After an ectopic pregnancy
Your senior obstetrician will advise you on the most appropriate treatment for you.
Which treatment is the best?
- How many weeks pregnant are you
- Your symptoms, and what the doctor discovers during the examination
- Ultrasound and blood test results
- Your personal opinions and preferences
- Options available at your hospital
Treatment options may include:
- Anticipatory measure (“wait and see” approach)
- The medical treatment
- surgical treatment
- Anticipatory management (“wait and see” approach)
This means waiting and seeing if the ectopic pregnancy will end on by its own. You will be carefully monitored with the frequent blood tests. This option is only suitable if the ectopic pregnancy is in a very early stage.
Call your doctor promptly if you develop any symptoms. You will usually be given a direct contact number for the emergency department or the gynecology department of the maternity hospital if you develop any symptoms.
If expectant management does not work, your doctor will suggest the medical or the surgical treatment options.
The medical treatment
Medical treatment is an injection of a drug called methotrexate. This prevents an ectopic pregnancy from developing. You don’t have to have the fallopian tube removed or part of the tube removed, and you don’t need general anesthesia.
You may need to return to the clinic or ward after a few days. You will be told who to contact if you experience any symptoms.
The main advantage of methotrexate treatment is that you do not have to undergo surgery. It may be your safest option if your BMI is very high or if you had previous surgery on your tummy (tummy).
The disadvantages include that you need to be followed up by your obstetrician for a longer period of time, perhaps three weeks. Also, 15% of the women will need a second injection of the methotrexate. Seven out of every 100 women (7%) will need surgery.

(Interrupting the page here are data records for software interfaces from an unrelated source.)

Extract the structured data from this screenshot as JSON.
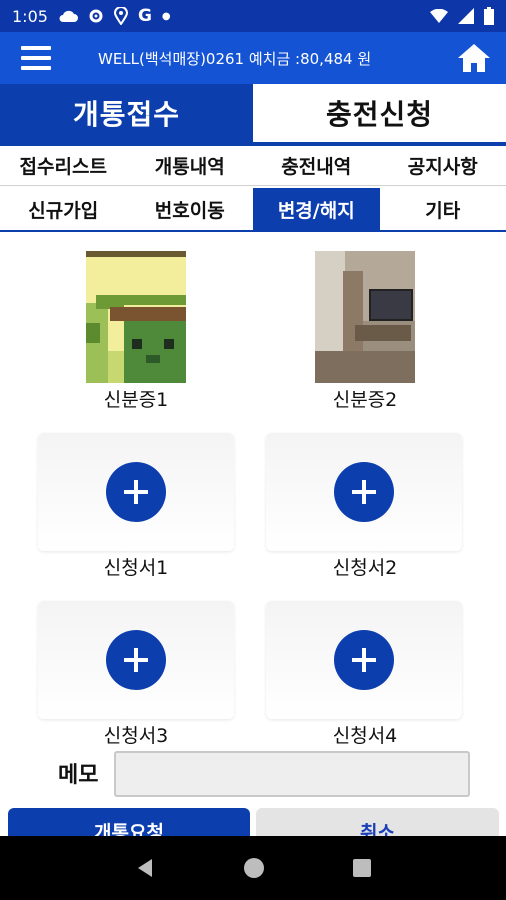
{
  "status": {
    "time": "1:05"
  },
  "header": {
    "title": "WELL(백석매장)0261 예치금 :80,484 원"
  },
  "main_tabs": [
    {
      "label": "개통접수",
      "active": true
    },
    {
      "label": "충전신청",
      "active": false
    }
  ],
  "sub_tabs": [
    "접수리스트",
    "개통내역",
    "충전내역",
    "공지사항"
  ],
  "category_tabs": [
    {
      "label": "신규가입",
      "active": false
    },
    {
      "label": "번호이동",
      "active": false
    },
    {
      "label": "변경/해지",
      "active": true
    },
    {
      "label": "기타",
      "active": false
    }
  ],
  "documents": {
    "id1_label": "신분증1",
    "id2_label": "신분증2",
    "form1_label": "신청서1",
    "form2_label": "신청서2",
    "form3_label": "신청서3",
    "form4_label": "신청서4"
  },
  "memo": {
    "label": "메모",
    "value": ""
  },
  "actions": {
    "submit_label": "개통요청",
    "cancel_label": "취소"
  },
  "colors": {
    "primary": "#0d3eae",
    "appbar": "#1453d4",
    "statusbar": "#0d36a8"
  }
}
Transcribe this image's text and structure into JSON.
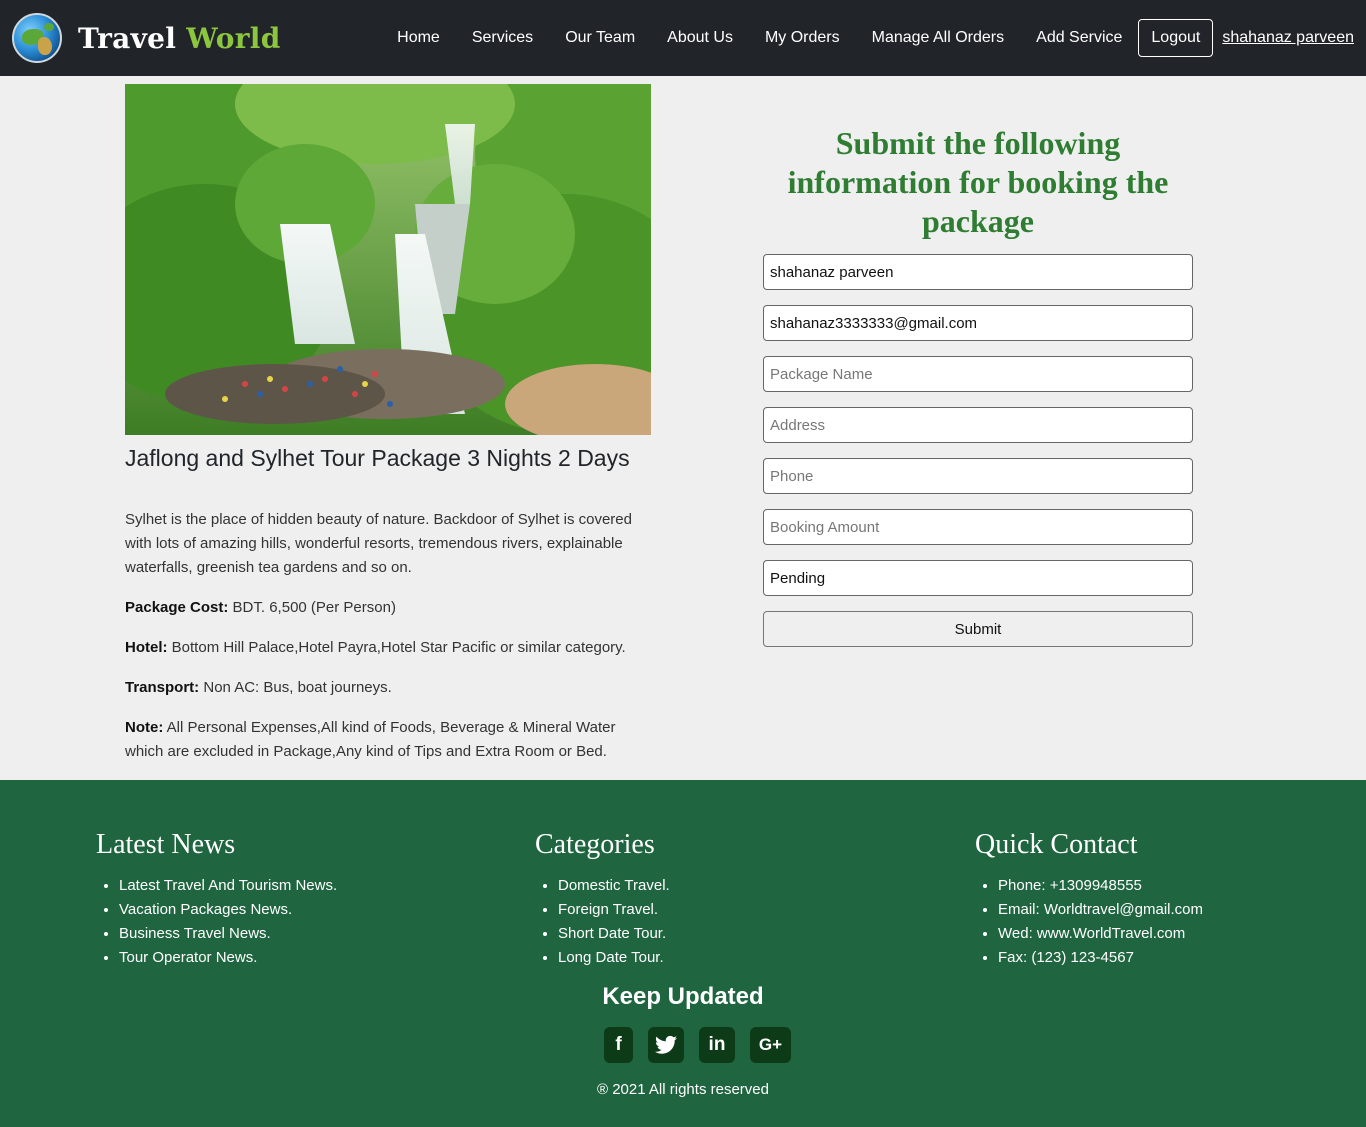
{
  "nav": {
    "brand_part1": "Travel",
    "brand_part2": "World",
    "links": [
      "Home",
      "Services",
      "Our Team",
      "About Us",
      "My Orders",
      "Manage All Orders",
      "Add Service"
    ],
    "logout": "Logout",
    "user": "shahanaz parveen"
  },
  "package": {
    "title": "Jaflong and Sylhet Tour Package 3 Nights 2 Days",
    "description": "Sylhet is the place of hidden beauty of nature. Backdoor of Sylhet is covered with lots of amazing hills, wonderful resorts, tremendous rivers, explainable waterfalls, greenish tea gardens and so on.",
    "cost_label": "Package Cost:",
    "cost_value": " BDT. 6,500 (Per Person)",
    "hotel_label": "Hotel:",
    "hotel_value": " Bottom Hill Palace,Hotel Payra,Hotel Star Pacific or similar category.",
    "transport_label": "Transport:",
    "transport_value": " Non AC: Bus, boat journeys.",
    "note_label": "Note:",
    "note_value": " All Personal Expenses,All kind of Foods, Beverage & Mineral Water which are excluded in Package,Any kind of Tips and Extra Room or Bed."
  },
  "form": {
    "title": "Submit the following information for booking the package",
    "name_value": "shahanaz parveen",
    "email_value": "shahanaz3333333@gmail.com",
    "package_placeholder": "Package Name",
    "address_placeholder": "Address",
    "phone_placeholder": "Phone",
    "amount_placeholder": "Booking Amount",
    "status_value": "Pending",
    "submit": "Submit"
  },
  "footer": {
    "news_title": "Latest News",
    "news": [
      "Latest Travel And Tourism News.",
      "Vacation Packages News.",
      "Business Travel News.",
      "Tour Operator News."
    ],
    "categories_title": "Categories",
    "categories": [
      "Domestic Travel.",
      "Foreign Travel.",
      "Short Date Tour.",
      "Long Date Tour."
    ],
    "contact_title": "Quick Contact",
    "contact": [
      "Phone: +1309948555",
      "Email: Worldtravel@gmail.com",
      "Wed: www.WorldTravel.com",
      "Fax: (123) 123-4567"
    ],
    "keep_updated": "Keep Updated",
    "socials": [
      "f",
      "in",
      "G+"
    ],
    "copyright": "® 2021 All rights reserved"
  },
  "colors": {
    "navbar": "#212529",
    "brand_accent": "#8cc63f",
    "form_title": "#2e7d32",
    "footer": "#1e6540",
    "social_bg": "#0d3b18"
  }
}
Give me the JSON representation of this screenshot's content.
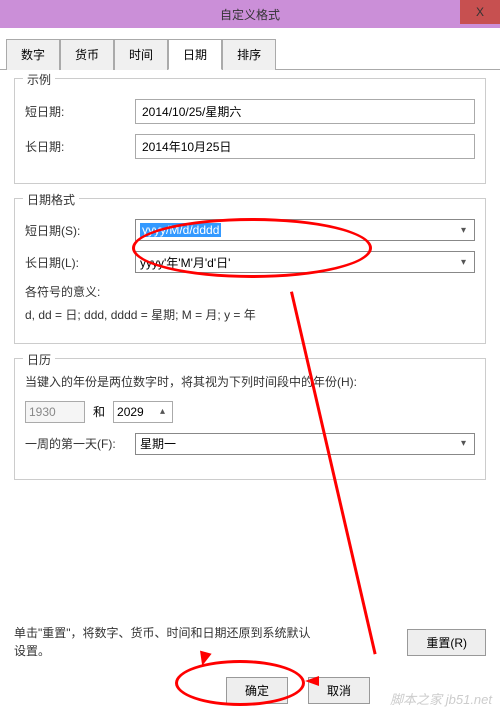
{
  "window": {
    "title": "自定义格式",
    "closeSymbol": "X"
  },
  "tabs": {
    "t1": "数字",
    "t2": "货币",
    "t3": "时间",
    "t4": "日期",
    "t5": "排序"
  },
  "example": {
    "title": "示例",
    "shortLabel": "短日期:",
    "shortValue": "2014/10/25/星期六",
    "longLabel": "长日期:",
    "longValue": "2014年10月25日"
  },
  "format": {
    "title": "日期格式",
    "shortLabel": "短日期(S):",
    "shortValue": "yyyy/M/d/dddd",
    "longLabel": "长日期(L):",
    "longValue": "yyyy'年'M'月'd'日'",
    "hintTitle": "各符号的意义:",
    "hintBody": "d, dd = 日;  ddd, dddd = 星期;  M = 月;  y = 年"
  },
  "calendar": {
    "title": "日历",
    "twoDigit": "当键入的年份是两位数字时，将其视为下列时间段中的年份(H):",
    "year1": "1930",
    "and": "和",
    "year2": "2029",
    "firstDayLabel": "一周的第一天(F):",
    "firstDayValue": "星期一"
  },
  "footer": {
    "text": "单击\"重置\"，将数字、货币、时间和日期还原到系统默认设置。",
    "reset": "重置(R)",
    "ok": "确定",
    "cancel": "取消"
  },
  "watermark": "脚本之家 jb51.net"
}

This means an operation under general anesthesia to remove the ectopic pregnancy. This is usually a laparoscopy, which is a type of keyhole surgery. A small incision is made in your abdomen and the fertilized egg is removed. The fallopian tube or part of the fallopian tube is usually removed as well.
The Open surgery (known as a laparotomy) may be needed if there is internal bleeding or in an emergency situation. This is done through a larger incision in your abdomen.
The medical team will send any tissue removed during the procedure to a laboratory for testing. Talk to the maternity hospital about what happens next.
The advantages of surgical treatment are that it treats an ectopic pregnancy more quickly and you may not need to follow up for an extended period of time. However, it does mean surgery. The recovery time from laparoscopic surgery is usually 4 to 6 weeks.
Discuss your treatment with your doctor
After you have been diagnosed with an ectopic pregnancy, unless it is an emergency, your doctor should discuss treatment options with you to allow you to make an informed decision.
Make sure you understand:
- All treatment options available to you
- No risks from a particular treatment
- Effects of a particular treatment on future pregnancies
- Don’t be afraid to ask for more information if there’s something you don’t understand.
Medical treatment protocols
The use of methotrexate to treat ectopic pregnancy was first cited in 1982.4 Several studies have followed this study and shown successful treatment of ectopic pregnancy using alternating doses of methotrexate and leucovorin.5-7 This protocol, known as the multiple dose protocol, was modified from the treatment of cancer placenta; The multiple dose regimen consisted of intramuscular injection of 1 mg/kg methotrexate with rescue factor leucovorin 0.1 mg/kg after 24 hours. Leucovorin is folinic acid, which is the active form of the folic acid.
It is used to protect cells from the effects of methotrexate and reduce its side effects. Continue this regimen on alternating days until the hCG level drops by 15% over two days. Up to 4 doses may be given to one patient, but not all 4 doses must be given. In a study by Stovall et al, 796 of 100 patients were successfully treated and none required more than four doses. The overall success rate for multidose therapy was reported in a meta-analysis by Barnhart et al of 92.7% (241 of 260 patients) with a 95% CI of 89–96%.
In 1991, a single dose protocol was proposed, but this protocol is a misnomer because more than one dose is often needed. Their protocol consisted of 50 mg/m2 of methotrexate given on day 0. Serial HCG values are plotted and compared between days 4 and 7 after treatment.